Jump to ContentJump to Main Navigation
The Murder of Mr. GrebellMadness and Civility in an English Town$
Users without a subscription are not able to see the full content.

Paul Kleber Monod

Print publication date: 2003

Print ISBN-13: 9780300099850

Published to Yale Scholarship Online: October 2013

DOI: 10.12987/yale/9780300099850.001.0001

Show Summary Details
Page of

PRINTED FROM YALE SCHOLARSHIP ONLINE (www.yale.universitypressscholarship.com). (c) Copyright Yale University Press, 2018. All Rights Reserved. Under the terms of the licence agreement, an individual user may print out a PDF of a single chapter of a monograph in YSO for personal use (for details see www.yale.universitypressscholarship.com/page/privacy-policy).date: 16 October 2018

A Parcel of Devils

A Parcel of Devils

(p.54) 2 A Parcel of Devils
The Murder of Mr. Grebell

Paul Kleber Monod

Yale University Press

This chapter examines how the crime of John Breads connects with the wider context of social change in the early days of modern Rye. Breads' conception of madness was widespread among ordinary people in the 1700s, but it looked back to the preceding century and beyond. The chapter explains that it is not known whether Breads' judges or the members of his jury believed in devils, and argues that by the mid-eighteenth century, when Breads faced Mayor Lamb in the sessions court, godly magistracy was a thing of the past in Rye. The goal of purging the town of all sorts of satanic influences, of making it into a “city on a hill,” had largely been forgotten. As a result, the rhetoric of ascribing evil deeds to the devil had become less common, and witchcraft accusations had sputtered to an end.

Keywords:   sessions court, magistracy, Rye, satanic influences, evil deeds

Yale Scholarship Online requires a subscription or purchase to access the full text of books within the service. Public users can however freely search the site and view the abstracts and keywords for each book and chapter.

Please, subscribe or login to access full text content.

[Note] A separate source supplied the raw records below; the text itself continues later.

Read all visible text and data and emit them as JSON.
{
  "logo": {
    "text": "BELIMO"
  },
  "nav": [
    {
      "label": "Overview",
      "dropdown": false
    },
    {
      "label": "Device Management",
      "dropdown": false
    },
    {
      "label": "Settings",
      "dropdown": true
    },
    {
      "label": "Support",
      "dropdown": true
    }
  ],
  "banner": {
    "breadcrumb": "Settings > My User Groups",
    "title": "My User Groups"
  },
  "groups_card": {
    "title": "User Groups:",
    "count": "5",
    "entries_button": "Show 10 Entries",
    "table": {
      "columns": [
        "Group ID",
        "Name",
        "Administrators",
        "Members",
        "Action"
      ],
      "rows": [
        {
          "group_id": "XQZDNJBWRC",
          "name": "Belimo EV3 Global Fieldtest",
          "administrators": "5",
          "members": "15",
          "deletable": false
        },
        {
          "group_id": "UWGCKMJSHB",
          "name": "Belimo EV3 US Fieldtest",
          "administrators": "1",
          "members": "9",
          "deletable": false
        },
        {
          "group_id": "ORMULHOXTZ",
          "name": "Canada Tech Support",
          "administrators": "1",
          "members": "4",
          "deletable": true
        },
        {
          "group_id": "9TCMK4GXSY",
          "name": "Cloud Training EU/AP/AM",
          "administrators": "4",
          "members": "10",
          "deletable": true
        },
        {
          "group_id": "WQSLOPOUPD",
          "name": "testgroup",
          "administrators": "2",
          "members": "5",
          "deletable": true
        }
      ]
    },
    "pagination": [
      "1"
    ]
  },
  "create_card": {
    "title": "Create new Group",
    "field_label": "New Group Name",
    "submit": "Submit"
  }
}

If you think you should have access to this title, please contact your librarian.

To troubleshoot, please check our FAQs , and if you can't find the answer there, please contact us.